What to consider when launching your fashion business

Your vision – and how you’ll execute your vision – is key. Plan and communicate your vision clearly and you’ll be on your way to materialising your visionary dream.

1. Your brand and brand values

Do you want to be slow fashion or fast fashion? It’s a decision that needs to be made from the outset. Will you be accommodating a cheaper price point to go mass-market, or do you want your products to cater to a niche? Both are amazing avenues, but with very different struggles.

A niche doesn’t have to mean expensive, but you may choose to have a running theme with a deeper meaningful message behind each piece, which will keep your customer engaged.

Ask yourself what you want your brand’s story to be. When I was launching Tress Clothing, I wanted structure and solid materials to let the clothes speak for themselves. Tress Clothing’s message is truth, trust and positivity – not caving or changing, and staying positive to your vision in an ever-changing surrounding. I wanted to evoke and communicate that through my pieces, so fast fashion wasn’t for me.

Logos and large prints are great, and many brands make them work beautifully. However, for my vision it didn’t work. I didn’t want to risk taking attention away from the core design and message of the product. I’ve found that my customers really enjoy the flexibility no logo garments gives them, to wear the pieces their own way.

2. What do you want your products to look and feel like?

The customer’s experience sits at the core of the brand, and your connection with the customer. Once you have your vision find your market and see what exactly it is they want. When launching Tress Clothing, I researched a few similar brands, with similar concepts, products and price points, and learnt about their approaches to purchasing. I tried to get in front of their customers to understand what it is that they wanted, and what other brands are missing. I also visited boutiques across the country to see if my vision was adaptable. While it’s great to have a strong first collection, it needs to send a clear message with regards to product quality and what customers can expect next.

Once you’ve decided on your brand values, and you’ve distinguished your message, you can really get creative: start designing! Heads up – manufacturing is the gruelling and costly stage, but it’s brand-defining.

Attending trade shows should be on any budding designer’s calendar, as it’s a great way to build out your address book – that’s where I met my key contacts for materials and manufacturing. I also learnt a lot of the basics by attending trade shows, from time-scales, to design advice and how to hit certain price-points. This will put you in a great position when you’re building time projections.

3. How will you promote your brand?

When it comes to promoting Tress Clothing, I work with a company called Jelly Pixels. They take care of the broader marketing plan, as well as things like Google listing and social media. I felt it was important to work with a contractor, as brand promotion is essential but time-consuming, and needs expertise.
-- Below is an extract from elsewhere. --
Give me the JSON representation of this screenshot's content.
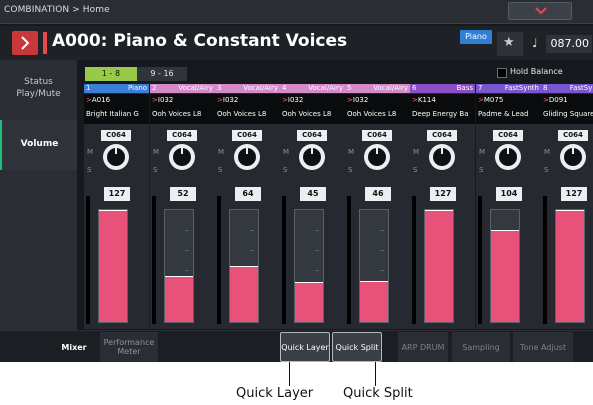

I also find trade shows to be a great place to promote the product – people have the chance to be hands-on, and directly relate to the product. Wherever possible, I’d recommend seeking out opportunities to exhibit your products – I believe product placement is key. I had a lot of traction following an exhibition at YKK, and I’m currently working on Tress Clothing’s forthcoming pop-up at Wolf & Badger, a boutique for independent and ethical brands based in London.

Stephen Skeete